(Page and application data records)
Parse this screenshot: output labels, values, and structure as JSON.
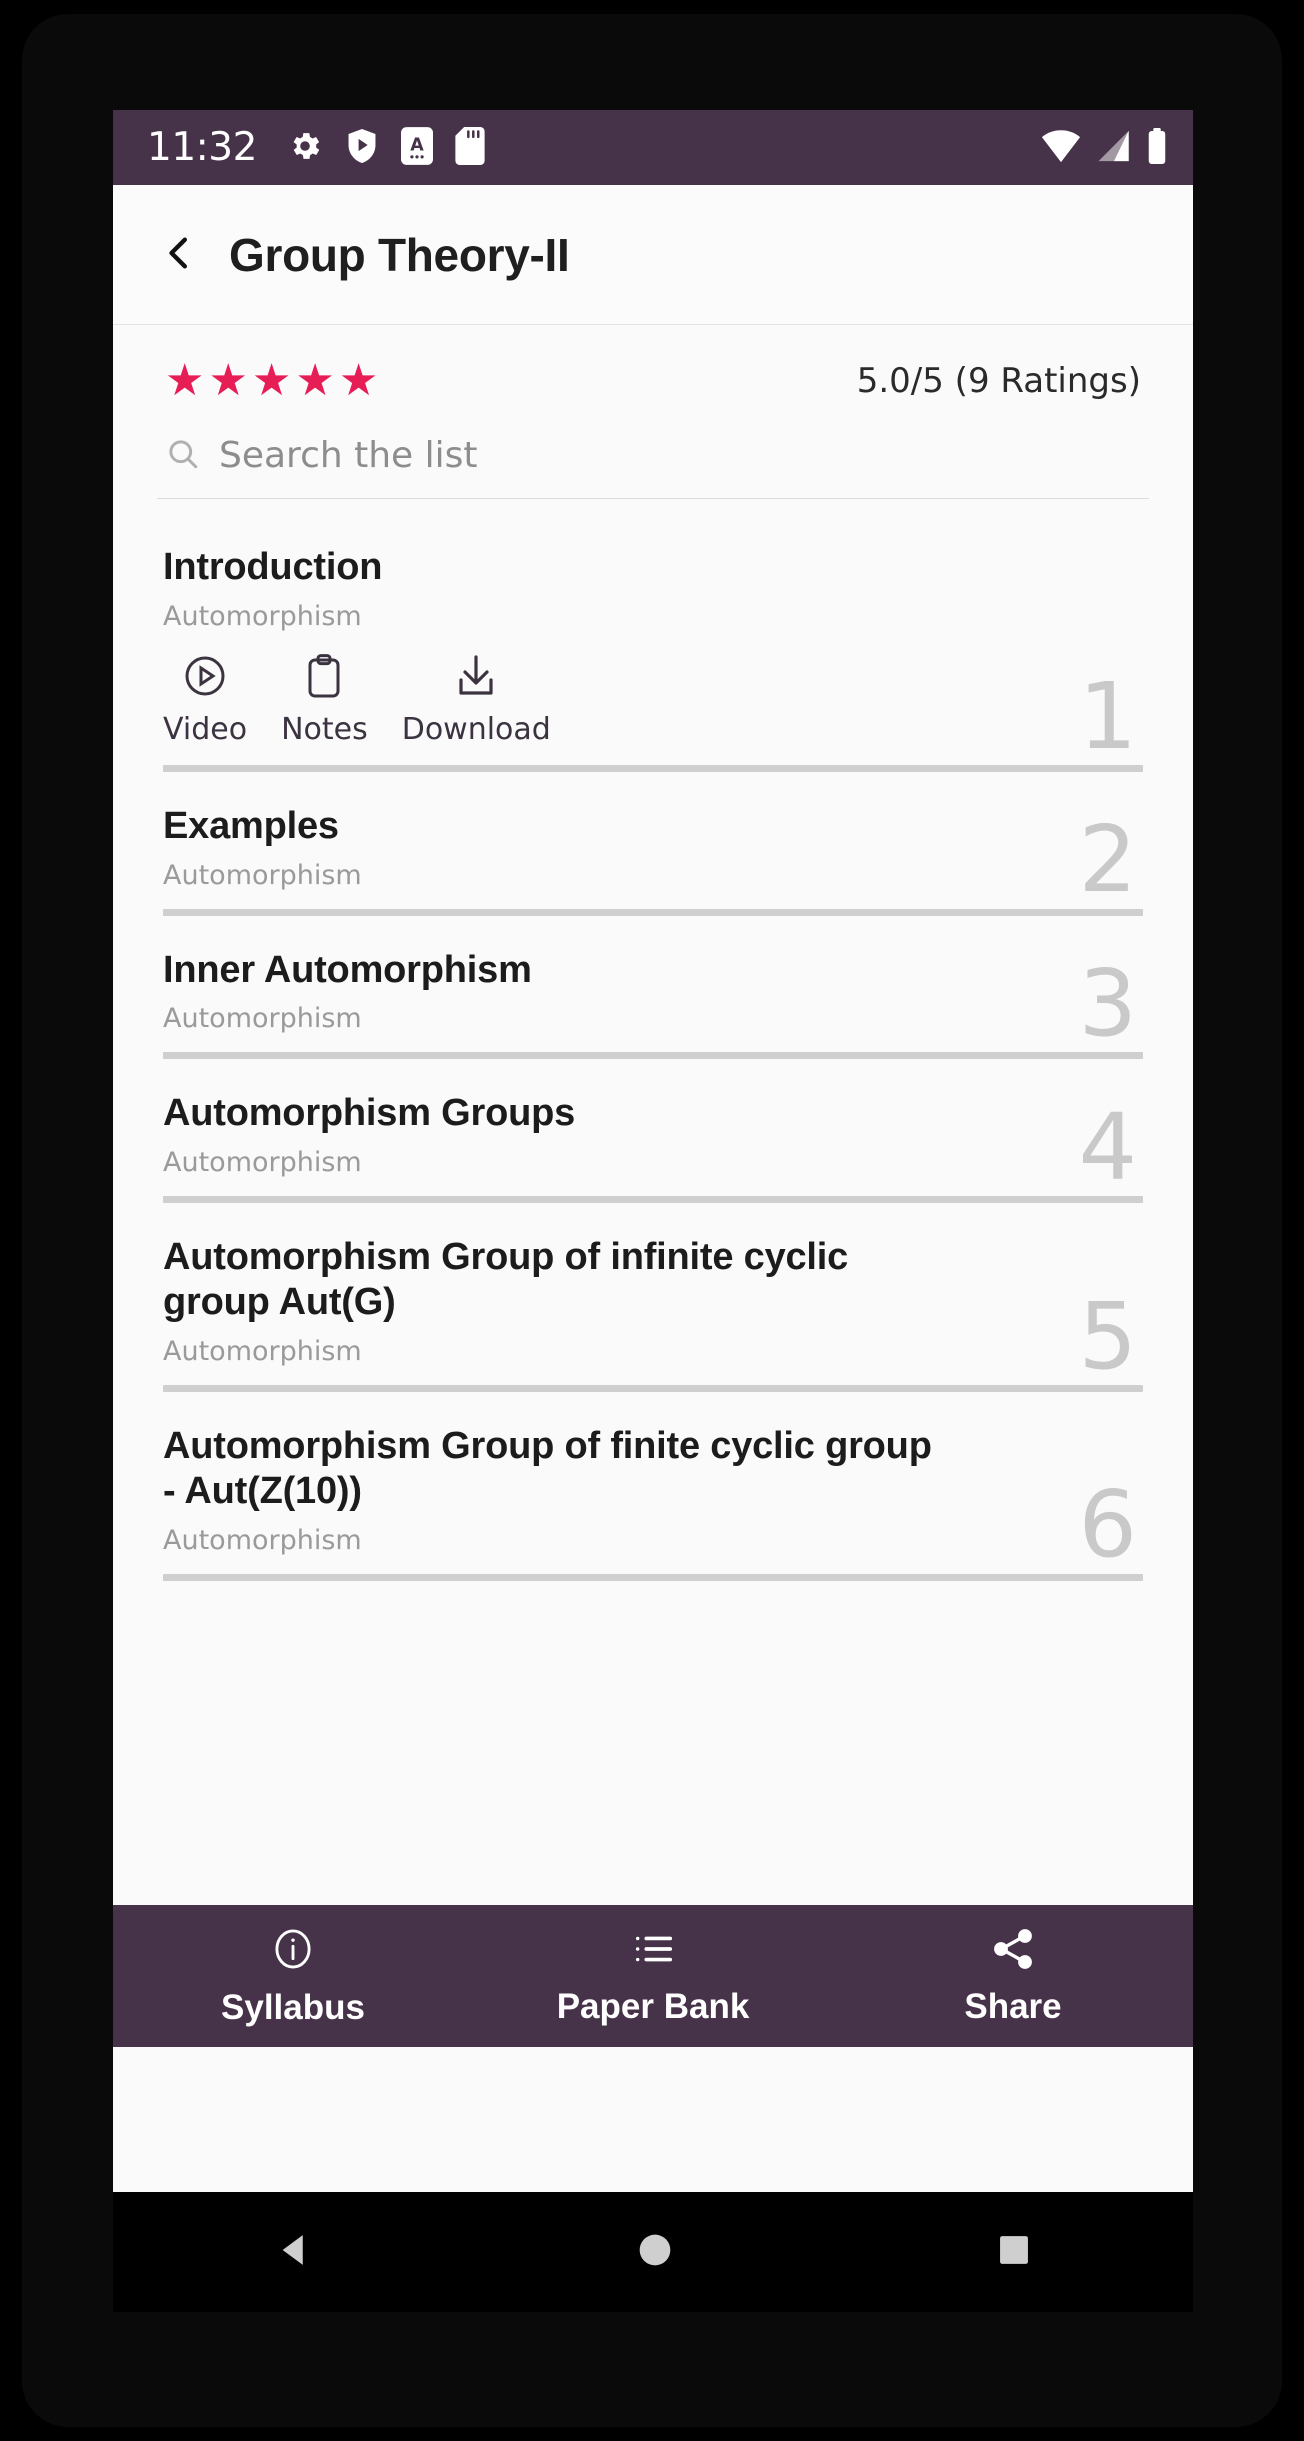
{
  "status_bar": {
    "time": "11:32",
    "left_icons": [
      "gear-icon",
      "shield-play-icon",
      "letter-a-icon",
      "sd-card-icon"
    ],
    "right_icons": [
      "wifi-icon",
      "cellular-signal-icon",
      "battery-icon"
    ],
    "background_color": "#473349"
  },
  "app_bar": {
    "back_icon": "chevron-left-icon",
    "title": "Group Theory-II"
  },
  "rating": {
    "stars_filled": 5,
    "star_glyph": "★",
    "star_color": "#e61e55",
    "text": "5.0/5 (9 Ratings)"
  },
  "search": {
    "icon": "search-icon",
    "placeholder": "Search the list",
    "value": ""
  },
  "list": {
    "items": [
      {
        "title": "Introduction",
        "subtitle": "Automorphism",
        "index": "1",
        "actions": [
          {
            "label": "Video",
            "icon": "play-circle-icon"
          },
          {
            "label": "Notes",
            "icon": "clipboard-icon"
          },
          {
            "label": "Download",
            "icon": "download-icon"
          }
        ]
      },
      {
        "title": "Examples",
        "subtitle": "Automorphism",
        "index": "2",
        "actions": []
      },
      {
        "title": "Inner Automorphism",
        "subtitle": "Automorphism",
        "index": "3",
        "actions": []
      },
      {
        "title": "Automorphism Groups",
        "subtitle": "Automorphism",
        "index": "4",
        "actions": []
      },
      {
        "title": "Automorphism Group of infinite cyclic group Aut(G)",
        "subtitle": "Automorphism",
        "index": "5",
        "actions": []
      },
      {
        "title": "Automorphism Group of finite cyclic group - Aut(Z(10))",
        "subtitle": "Automorphism",
        "index": "6",
        "actions": []
      }
    ]
  },
  "bottom_nav": {
    "background_color": "#473349",
    "items": [
      {
        "label": "Syllabus",
        "icon": "info-circle-icon"
      },
      {
        "label": "Paper Bank",
        "icon": "list-icon"
      },
      {
        "label": "Share",
        "icon": "share-icon"
      }
    ]
  },
  "system_nav": {
    "buttons": [
      {
        "icon": "back-triangle-icon"
      },
      {
        "icon": "home-circle-icon"
      },
      {
        "icon": "recents-square-icon"
      }
    ]
  }
}
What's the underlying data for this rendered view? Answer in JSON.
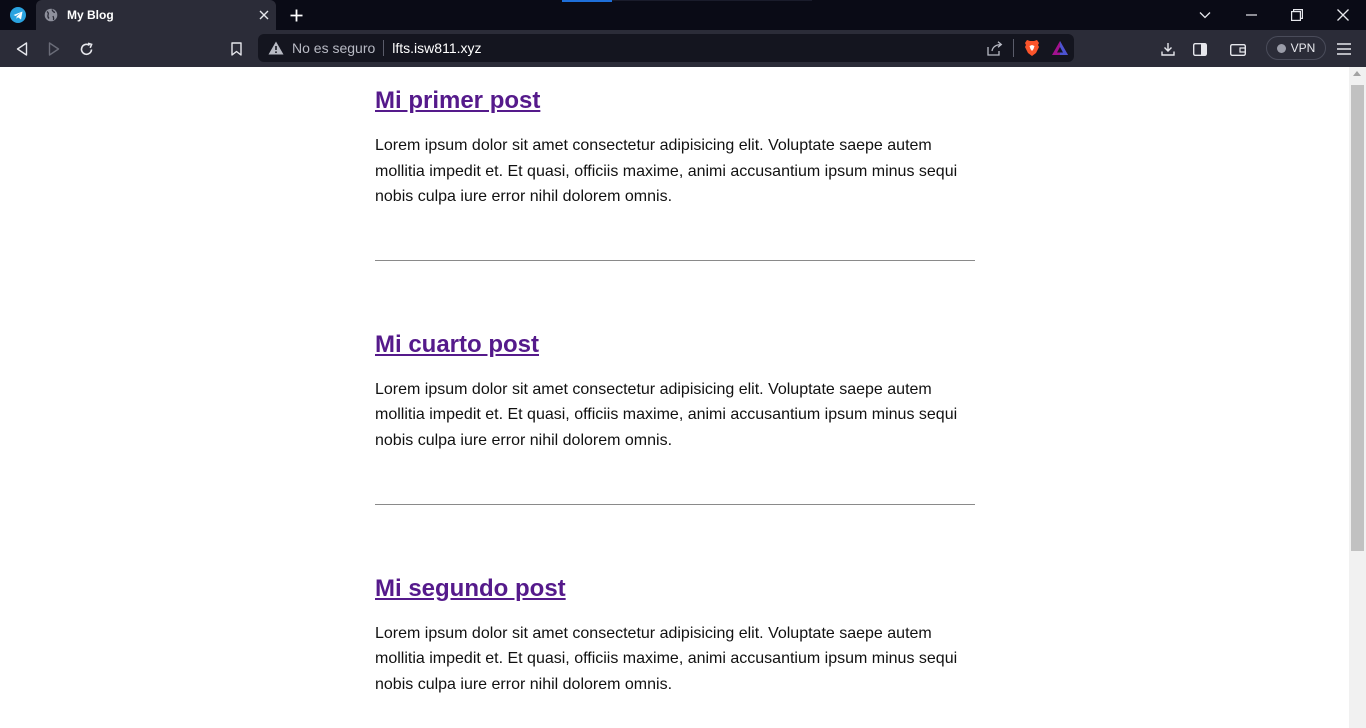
{
  "tab": {
    "title": "My Blog"
  },
  "toolbar": {
    "security_label": "No es seguro",
    "url": "lfts.isw811.xyz",
    "vpn_label": "VPN"
  },
  "icons": {
    "pinned": "telegram-icon",
    "tab_favicon": "globe-icon",
    "back": "back-icon",
    "forward": "forward-icon",
    "reload": "reload-icon",
    "bookmark": "bookmark-icon",
    "warning": "warning-icon",
    "share": "share-icon",
    "brave": "brave-shields-icon",
    "rewards": "brave-rewards-icon",
    "download": "download-icon",
    "sidebar": "sidebar-icon",
    "wallet": "wallet-icon",
    "menu": "menu-icon"
  },
  "colors": {
    "link_visited": "#551a8b",
    "chrome_dark": "#0a0b16",
    "toolbar": "#2b2c38",
    "urlbar": "#14151f"
  },
  "posts": [
    {
      "title": "Mi primer post",
      "body": "Lorem ipsum dolor sit amet consectetur adipisicing elit. Voluptate saepe autem mollitia impedit et. Et quasi, officiis maxime, animi accusantium ipsum minus sequi nobis culpa iure error nihil dolorem omnis."
    },
    {
      "title": "Mi cuarto post",
      "body": "Lorem ipsum dolor sit amet consectetur adipisicing elit. Voluptate saepe autem mollitia impedit et. Et quasi, officiis maxime, animi accusantium ipsum minus sequi nobis culpa iure error nihil dolorem omnis."
    },
    {
      "title": "Mi segundo post",
      "body": "Lorem ipsum dolor sit amet consectetur adipisicing elit. Voluptate saepe autem mollitia impedit et. Et quasi, officiis maxime, animi accusantium ipsum minus sequi nobis culpa iure error nihil dolorem omnis."
    }
  ]
}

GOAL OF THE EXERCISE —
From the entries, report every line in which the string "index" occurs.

TASK ANSWER —
        "index": "1",
        "index": "2",
        "index": "3",
        "index": "4",
        "index": "5",
        "index": "6",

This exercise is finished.